RPM @ 70: 2,800
Comments: Whoa, this doesn't sound like any VW 2.0L turbo I've ever heard. And even with the "lazy" non-launch, it comes on strong from about 2,500 rpm up to (and even past) the indicated redline. Shifts are quick but smooth and I like the between-gear burp from the exhaust. Subtle, and it wouldn't get annoying on a long drive. Since the owner's manual was in German, it took awhile to decipher if/how launch control worked. I found it: Sport Drive, traction control off, and both pedals in. The engine initially revs to +/- 3,500 rpm, then settles to about 3,250. I tried a couple different rpm while releasing the brake pedal, and it was 3,250 that worked best. Pretty generous wheelspin (felt managed) throughout 1st gear, then it cracked off upshifts even quicker and more harshly than in default mode(s). Pretty darned impressive and the car withstood seven passes and trap speeds remained steady, showing ample cooling.
Braking: It was a bit of a surprise that the first stop was the longest, and the shortest stop came on the fifth of six total. These brakes work better with a little heat in them, clearly. Pedal is on the firm, reactive side, but it also offers some useful feel for good modulation. Straight, good stability and very little dive.
Slalom: It took a couple passes to learn that there's a small, ancillary digital speedo (in mph) in the instrument panel, so selecting a familiar entry speed grew easier. I found out later, however, that that speedometer is highly optimistic and that my indicated 76-mph entry speed was truly about 72 mph, but still! A front-driver that goes through our slalom course at over 70 mph might be a record. The car turns in crisply, holds a line like a sports car, and even in the firmest suspension setting (of three), it didn't get upset with the dip/hop at cone No. 3. I found it interesting that the 2013 Volkswagen Scirocco R even rotates slightly at the limit, allowing the rear of the car to slide gently while passing each cone. Such a rarity for not just a front-drive car, but most modern cars in general. It seems this car was built for true enthusiasts who don't care which wheels are driven. I could also detect the trick differential doing its job: First while making the U-turn to start the run up to speed (I heard/felt it click/clunk), then later at the exit I could mat the throttle without a hint of wheelspin and point the car with the steering wheel. What a terrific and tremendously capable car.

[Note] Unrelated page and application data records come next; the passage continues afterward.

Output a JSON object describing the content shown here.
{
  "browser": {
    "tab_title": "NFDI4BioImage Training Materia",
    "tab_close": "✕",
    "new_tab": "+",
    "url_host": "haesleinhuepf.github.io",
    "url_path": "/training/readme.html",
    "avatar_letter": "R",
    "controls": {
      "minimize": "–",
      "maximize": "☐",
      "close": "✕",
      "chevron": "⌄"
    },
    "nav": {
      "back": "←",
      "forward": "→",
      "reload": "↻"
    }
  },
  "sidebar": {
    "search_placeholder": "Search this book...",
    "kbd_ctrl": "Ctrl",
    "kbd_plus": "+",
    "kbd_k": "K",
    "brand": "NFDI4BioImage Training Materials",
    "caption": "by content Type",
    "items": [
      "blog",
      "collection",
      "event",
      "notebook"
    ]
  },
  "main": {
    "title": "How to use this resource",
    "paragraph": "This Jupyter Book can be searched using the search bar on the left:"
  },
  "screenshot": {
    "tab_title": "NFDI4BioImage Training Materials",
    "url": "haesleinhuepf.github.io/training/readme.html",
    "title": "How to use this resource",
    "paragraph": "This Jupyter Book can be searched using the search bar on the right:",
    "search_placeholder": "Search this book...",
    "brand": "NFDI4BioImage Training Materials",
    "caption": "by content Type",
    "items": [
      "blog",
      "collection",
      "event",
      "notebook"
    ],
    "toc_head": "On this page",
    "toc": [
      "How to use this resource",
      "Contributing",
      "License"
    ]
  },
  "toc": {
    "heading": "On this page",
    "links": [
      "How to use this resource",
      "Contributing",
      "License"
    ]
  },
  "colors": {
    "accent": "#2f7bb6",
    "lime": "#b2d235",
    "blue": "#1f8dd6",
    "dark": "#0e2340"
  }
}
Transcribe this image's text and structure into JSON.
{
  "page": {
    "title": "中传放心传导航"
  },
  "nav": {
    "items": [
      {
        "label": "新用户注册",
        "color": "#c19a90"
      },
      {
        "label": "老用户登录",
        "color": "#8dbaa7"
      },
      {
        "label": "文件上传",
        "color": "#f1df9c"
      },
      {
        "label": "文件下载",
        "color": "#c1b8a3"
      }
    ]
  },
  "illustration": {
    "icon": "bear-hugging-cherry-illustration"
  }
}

Skid pad: Again, the rear of the car steps out slightly at the limit, but never, ever threatens to spin. I could edge closer or farther from the painted line simply with the throttle. It was also a bit of a surprise that the throttle response was so good that it could manage these incremental inputs and keep up with what I was asking in real time. Steering weight increases with speed, but it never grows ponderous and artificially heavy. Just right.
The manufacturer provided Edmunds with this vehicle for the purposes of evaluation.